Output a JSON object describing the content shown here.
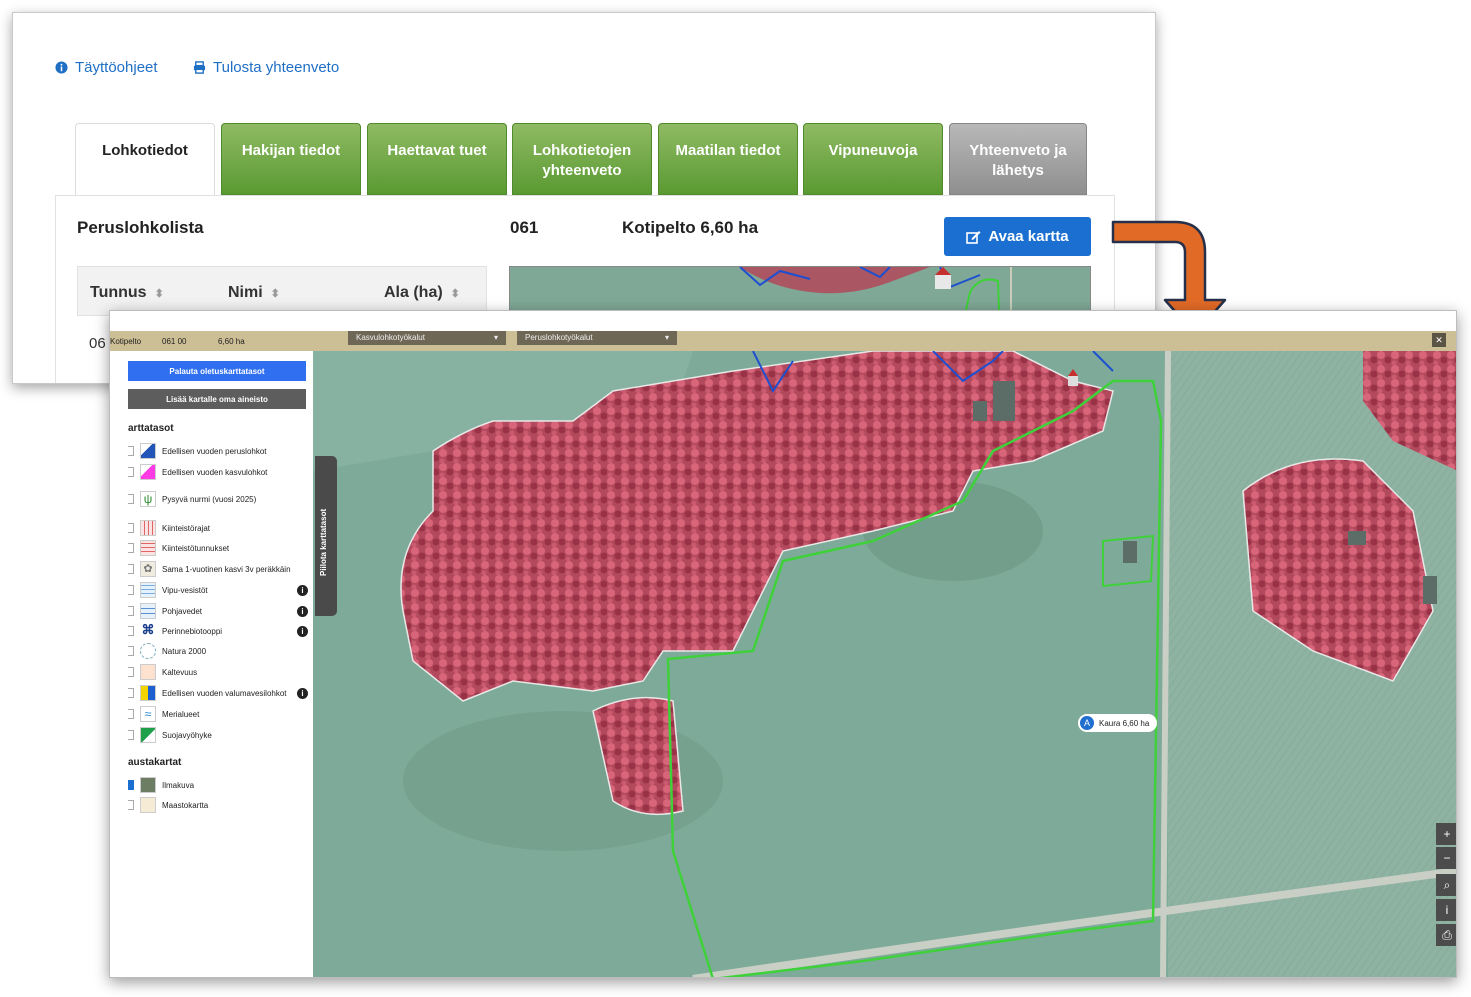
{
  "links": {
    "instructions": "Täyttöohjeet",
    "print_summary": "Tulosta yhteenveto"
  },
  "tabs": [
    {
      "label": "Lohkotiedot",
      "state": "active"
    },
    {
      "label": "Hakijan tiedot",
      "state": "green"
    },
    {
      "label": "Haettavat tuet",
      "state": "green"
    },
    {
      "label": "Lohkotietojen yhteenveto",
      "state": "green"
    },
    {
      "label": "Maatilan tiedot",
      "state": "green"
    },
    {
      "label": "Vipuneuvoja",
      "state": "green"
    },
    {
      "label": "Yhteenveto ja lähetys",
      "state": "gray"
    }
  ],
  "panel": {
    "list_title": "Peruslohkolista",
    "block_id": "061",
    "block_name": "Kotipelto 6,60 ha",
    "open_map_button": "Avaa kartta"
  },
  "table": {
    "headers": [
      "Tunnus",
      "Nimi",
      "Ala (ha)"
    ],
    "partial_row": "06"
  },
  "map_window": {
    "info_name": "Kotipelto",
    "info_id": "061 00",
    "info_area": "6,60 ha",
    "dropdown_1": "Kasvulohkotyökalut",
    "dropdown_2": "Peruslohkotyökalut",
    "btn_restore_layers": "Palauta oletuskarttatasot",
    "btn_add_data": "Lisää kartalle oma aineisto",
    "layers_heading": "arttatasot",
    "layers": [
      {
        "label": "Edellisen vuoden peruslohkot",
        "info": false
      },
      {
        "label": "Edellisen vuoden kasvulohkot",
        "info": false
      },
      {
        "label": "Pysyvä nurmi (vuosi 2025)",
        "info": false
      },
      {
        "label": "Kiinteistörajat",
        "info": false
      },
      {
        "label": "Kiinteistötunnukset",
        "info": false
      },
      {
        "label": "Sama 1-vuotinen kasvi 3v peräkkäin",
        "info": false
      },
      {
        "label": "Vipu-vesistöt",
        "info": true
      },
      {
        "label": "Pohjavedet",
        "info": true
      },
      {
        "label": "Perinnebiotooppi",
        "info": true
      },
      {
        "label": "Natura 2000",
        "info": false
      },
      {
        "label": "Kaltevuus",
        "info": false
      },
      {
        "label": "Edellisen vuoden valumavesilohkot",
        "info": true
      },
      {
        "label": "Merialueet",
        "info": false
      },
      {
        "label": "Suojavyöhyke",
        "info": false
      }
    ],
    "base_heading": "austakartat",
    "base_maps": [
      {
        "label": "Ilmakuva",
        "selected": true
      },
      {
        "label": "Maastokartta",
        "selected": false
      }
    ],
    "hide_layers_label": "Piilota karttatasot",
    "parcel_letter": "A",
    "parcel_label": "Kaura  6,60 ha",
    "zoom_in": "+",
    "zoom_out": "−"
  },
  "colors": {
    "tab_green": "#6aa53c",
    "primary_blue": "#1a6fd1",
    "arrow_orange": "#e26a27",
    "field_green": "#3fd13a"
  }
}
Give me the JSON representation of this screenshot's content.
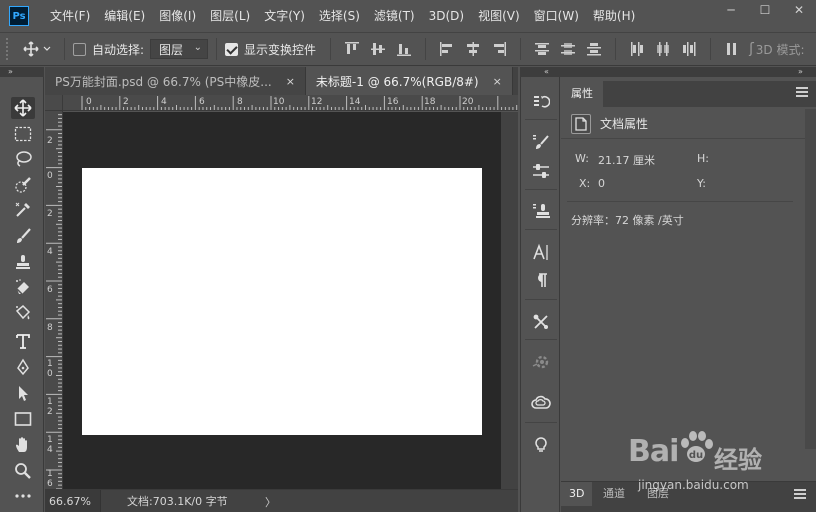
{
  "app": {
    "logo_text": "Ps",
    "menus": [
      "文件(F)",
      "编辑(E)",
      "图像(I)",
      "图层(L)",
      "文字(Y)",
      "选择(S)",
      "滤镜(T)",
      "3D(D)",
      "视图(V)",
      "窗口(W)",
      "帮助(H)"
    ],
    "window_controls": [
      "─",
      "☐",
      "✕"
    ]
  },
  "options": {
    "auto_select_label": "自动选择:",
    "auto_select_checked": false,
    "layer_select_value": "图层",
    "show_transform_label": "显示变换控件",
    "show_transform_checked": true,
    "mode_3d_label": "3D 模式:"
  },
  "tabs": [
    {
      "label": "PS万能封面.psd @ 66.7% (PS中橡皮...",
      "close": "×",
      "active": false
    },
    {
      "label": "未标题-1 @ 66.7%(RGB/8#)",
      "close": "×",
      "active": true
    }
  ],
  "rulers": {
    "horizontal": [
      "0",
      "2",
      "4",
      "6",
      "8",
      "10",
      "12",
      "14",
      "16",
      "18",
      "20"
    ],
    "vertical": [
      "2",
      "0",
      "2",
      "4",
      "6",
      "8",
      "1\n0",
      "1\n2",
      "1\n4",
      "1\n6"
    ]
  },
  "status": {
    "zoom": "66.67%",
    "doc_info": "文档:703.1K/0 字节",
    "arrow": "〉"
  },
  "properties": {
    "tab_label": "属性",
    "section_title": "文档属性",
    "w_label": "W:",
    "w_value": "21.17 厘米",
    "h_label": "H:",
    "x_label": "X:",
    "x_value": "0",
    "y_label": "Y:",
    "resolution": "分辨率：72 像素 /英寸"
  },
  "bottom_tabs": [
    "3D",
    "通道",
    "图层"
  ],
  "watermark": {
    "brand": "Bai",
    "brand_suffix": "经验",
    "url": "jingyan.baidu.com"
  },
  "colors": {
    "ui_bg": "#535353",
    "canvas_bg": "#282828",
    "document": "#ffffff",
    "ps_accent": "#31a8ff"
  }
}
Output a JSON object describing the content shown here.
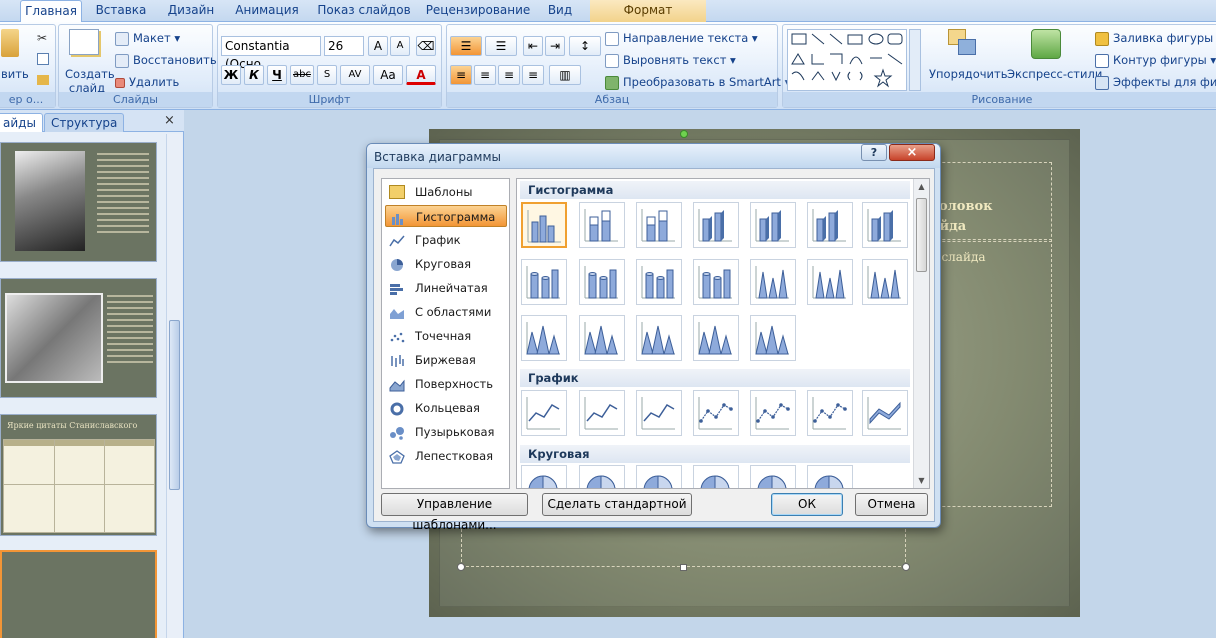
{
  "tabs": [
    "Главная",
    "Вставка",
    "Дизайн",
    "Анимация",
    "Показ слайдов",
    "Рецензирование",
    "Вид",
    "Формат"
  ],
  "clipboard": {
    "paste_label": "вить",
    "group_label": "ер о..."
  },
  "slides_group": {
    "create_label": "Создать слайд",
    "layout": "Макет",
    "reset": "Восстановить",
    "delete": "Удалить",
    "group_label": "Слайды"
  },
  "font_group": {
    "font_name": "Constantia (Осно",
    "font_size": "26",
    "group_label": "Шрифт",
    "bold": "Ж",
    "italic": "К",
    "underline": "Ч",
    "strike": "abc",
    "spacing": "AV",
    "case": "Aa",
    "color": "A"
  },
  "paragraph_group": {
    "text_direction": "Направление текста",
    "align_text": "Выровнять текст",
    "convert_smartart": "Преобразовать в SmartArt",
    "group_label": "Абзац"
  },
  "drawing_group": {
    "arrange": "Упорядочить",
    "quick_styles": "Экспресс-стили",
    "fill": "Заливка фигуры",
    "outline": "Контур фигуры",
    "effects": "Эффекты для фигур",
    "group_label": "Рисование"
  },
  "left_pane": {
    "tab_slides": "айды",
    "tab_outline": "Структура",
    "close": "×"
  },
  "slide": {
    "title_placeholder": "головок\nайда",
    "text_placeholder": "т слайда"
  },
  "thumb3_title": "Яркие цитаты Станиславского",
  "dialog": {
    "title": "Вставка диаграммы",
    "help": "?",
    "close": "×",
    "categories": [
      "Шаблоны",
      "Гистограмма",
      "График",
      "Круговая",
      "Линейчатая",
      "С областями",
      "Точечная",
      "Биржевая",
      "Поверхность",
      "Кольцевая",
      "Пузырьковая",
      "Лепестковая"
    ],
    "selected_category": "Гистограмма",
    "sections": [
      "Гистограмма",
      "График",
      "Круговая"
    ],
    "manage_templates": "Управление шаблонами...",
    "set_default": "Сделать стандартной",
    "ok": "ОК",
    "cancel": "Отмена"
  },
  "colors": {
    "accent": "#f29536",
    "ribbon": "#dbe7f6",
    "slide_bg": "#7b8269"
  }
}
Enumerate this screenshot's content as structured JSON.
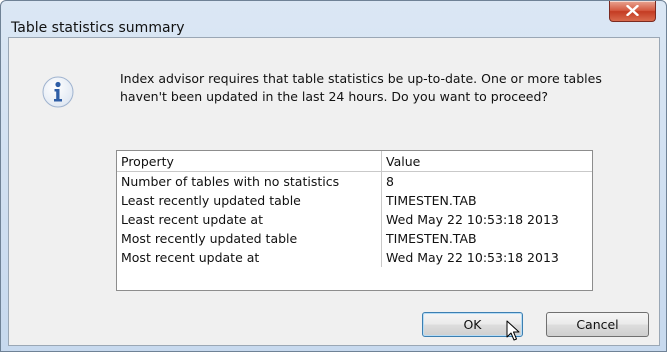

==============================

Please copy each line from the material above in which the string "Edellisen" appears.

        "label": "Edellisen vuoden peruslohkot",
        "label": "Edellisen vuoden kasvulohkot",
        "label": "Edellisen vuoden valumavesilohkot",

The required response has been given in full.